Asked if he is trying to expand the OPEC coalition, the organization’s Secretary-General Haitham al-Ghais told reporters on Wednesday: “I am, yes.”
The organization currently has 13 members, predominantly based in the Middle East, North and West Africa and South America. At stake for the group of oil producers is a battle to reconcile an outlook of tighter crude supply in the second half of the year, current macroeconomic worries, and inflationary concerns. OPEC members coordinate the amount of oil they output in an effort to influence prices.
Ecuador exited the group in 2020 because of political circumstances, but in May was invited to rejoin the OPEC ranks, according to a letter from al-Ghais shared by the Ecuadorian energy ministry.
“The Organization sees as a top priority that Ecuador joins the OPEC family again,” the letter said. The Ecuadorian ministry did not reveal its response.
Al-Ghais would not be drawn into disclosing the names of potential new members. He mentioned recent visits paid to oil-producing countries, however, including allies that currently implement a joint production strategy with OPEC countries, in a group known as OPEC+.
“I was in Malaysia, I was in Brunei,” he said, stressing that he had not necessarily invited these countries to join the organization. “I was in Azerbaijan, I was in Mexico.”
Previous speculation about Guyana’s potential membership saw OPEC state in late June that, while the South American country is “an emerging player in the international oil market with significant potential,” it had not been invited to join.
Asked about the requirements to become an OPEC member, al-Ghais said: “They have to be a net [oil] exporter, substantial, they have to have similar goals as OPEC. This is all mentioned very clearly in our statute. And I think many countries that I just named actually fit this profile. So … work in progress.”
The OPEC secretary-general addressed reporters following an OPEC seminar conference in Vienna, where energy and oil ministers met on the sidelines.
No new policies were announced, but ministers expressed appreciation for the additional oil production cuts of OPEC+ members Saudi Arabia, Russia and Algeria.
On Monday, Saudi Arabia announced that it would extend its voluntary 1-million-barrels-per-day cut initially outlined for July into August, while fellow heavyweight Moscow said it would trim its exports by 500,000 barrels per day next month. Algeria also said it will reduce its production by 20,000 barrels per day in August.
All three countries and several other OPEC+ members in April declared a separate set of output cuts totaling over 1.6 million barrels per day, which they have extended until the end of 2024.
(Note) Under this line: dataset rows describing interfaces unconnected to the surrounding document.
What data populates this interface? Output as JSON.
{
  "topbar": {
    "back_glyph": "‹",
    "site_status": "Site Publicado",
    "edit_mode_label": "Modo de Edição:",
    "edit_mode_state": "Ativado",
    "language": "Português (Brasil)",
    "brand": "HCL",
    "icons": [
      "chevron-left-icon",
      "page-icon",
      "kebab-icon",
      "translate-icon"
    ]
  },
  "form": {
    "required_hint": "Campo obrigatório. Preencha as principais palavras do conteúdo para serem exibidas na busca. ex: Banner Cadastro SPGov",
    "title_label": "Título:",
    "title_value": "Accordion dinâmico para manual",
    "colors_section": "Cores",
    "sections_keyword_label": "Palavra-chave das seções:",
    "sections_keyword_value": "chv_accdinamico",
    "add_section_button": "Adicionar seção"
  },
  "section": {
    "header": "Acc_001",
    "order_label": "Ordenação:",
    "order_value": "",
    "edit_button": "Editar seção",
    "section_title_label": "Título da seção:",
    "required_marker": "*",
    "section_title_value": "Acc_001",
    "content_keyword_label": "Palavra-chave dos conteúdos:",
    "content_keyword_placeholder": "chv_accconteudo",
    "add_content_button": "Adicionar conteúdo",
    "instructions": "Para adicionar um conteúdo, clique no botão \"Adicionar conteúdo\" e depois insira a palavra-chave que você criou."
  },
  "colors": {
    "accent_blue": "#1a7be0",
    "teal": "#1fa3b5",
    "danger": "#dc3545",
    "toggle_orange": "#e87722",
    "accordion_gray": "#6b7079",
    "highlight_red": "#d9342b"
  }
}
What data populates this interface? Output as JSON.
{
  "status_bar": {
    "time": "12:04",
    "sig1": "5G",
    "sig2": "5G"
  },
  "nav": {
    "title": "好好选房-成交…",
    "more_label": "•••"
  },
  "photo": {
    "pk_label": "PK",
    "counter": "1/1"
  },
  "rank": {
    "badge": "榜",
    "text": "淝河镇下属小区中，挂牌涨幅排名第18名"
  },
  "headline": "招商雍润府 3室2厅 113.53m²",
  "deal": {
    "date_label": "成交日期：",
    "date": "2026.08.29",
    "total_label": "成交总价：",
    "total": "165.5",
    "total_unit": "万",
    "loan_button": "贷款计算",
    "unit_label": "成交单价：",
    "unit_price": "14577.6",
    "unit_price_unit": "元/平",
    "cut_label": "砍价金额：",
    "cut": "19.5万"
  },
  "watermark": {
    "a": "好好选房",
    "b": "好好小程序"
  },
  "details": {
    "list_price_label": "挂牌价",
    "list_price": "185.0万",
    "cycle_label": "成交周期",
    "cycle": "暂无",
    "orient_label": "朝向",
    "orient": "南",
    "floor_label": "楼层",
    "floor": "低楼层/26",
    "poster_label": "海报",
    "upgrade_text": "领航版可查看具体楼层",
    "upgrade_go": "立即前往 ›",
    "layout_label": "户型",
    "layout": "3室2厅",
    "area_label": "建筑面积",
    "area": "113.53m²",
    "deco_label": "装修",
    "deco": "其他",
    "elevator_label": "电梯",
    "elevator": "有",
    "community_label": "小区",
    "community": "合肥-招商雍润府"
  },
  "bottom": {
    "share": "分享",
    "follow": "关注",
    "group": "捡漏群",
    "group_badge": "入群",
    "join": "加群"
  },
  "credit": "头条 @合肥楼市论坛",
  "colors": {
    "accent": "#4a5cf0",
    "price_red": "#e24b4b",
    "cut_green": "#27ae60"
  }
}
Al-Ghais emphasized that the voluntary reductions enacted by some OPEC+ did not suggest divisions in the policy views of coalition members.
“When people can sit down and go through an agreement that goes all the way through, with a clear vision, into 2025, I think that’s a sign of unanimity,” he said.
“These are sovereign country decisions. They are extra. We appreciate them … It does not in any way insinuate that there is a fragmentation.”
Focus on investment
Echoing the comments of other OPEC officials, al-Ghais has also been advocating for simultaneous joint investment in fossil fuel projects and in renewables, in an effort to avoid energy supply deficits. Despite what he perceives as global underinvestment in hydrocarbons, he said that the OPEC alliance can still answer any potential supply crisis.
“Part of the decision to reduce production is also good because it gives us more spare capacity, and OPEC has always managed to step up in case of any shock globally,” al-Ghais said.
“Spare capacity is tight, I would say … And our countries are investing. When I talk about underinvestment, most of our countries, if not all of them, are investing … But it’s a global responsibility. OPEC cannot shoulder this on its own. We have to have everybody step up.”
Suhail al-Mazrouei, energy minister of the United Arab Emirates, likewise stressed focus on investment and availabilities.
“What’s important is not the price, what’s important is the level of investments that are coming to the market to balance the longer or the medium-term view of the supply,” he told CNBC’s Dan Murphy on Wednesday. “If something worries me, that’s what worries me, the medium to long-term supply. Not the demand.”
The International Energy Agency in May foreshadowed an intense supply crunch, noting “tighter market balances we anticipate in the second half of the year, when demand is expected to eclipse supply by almost 2 mb/d.”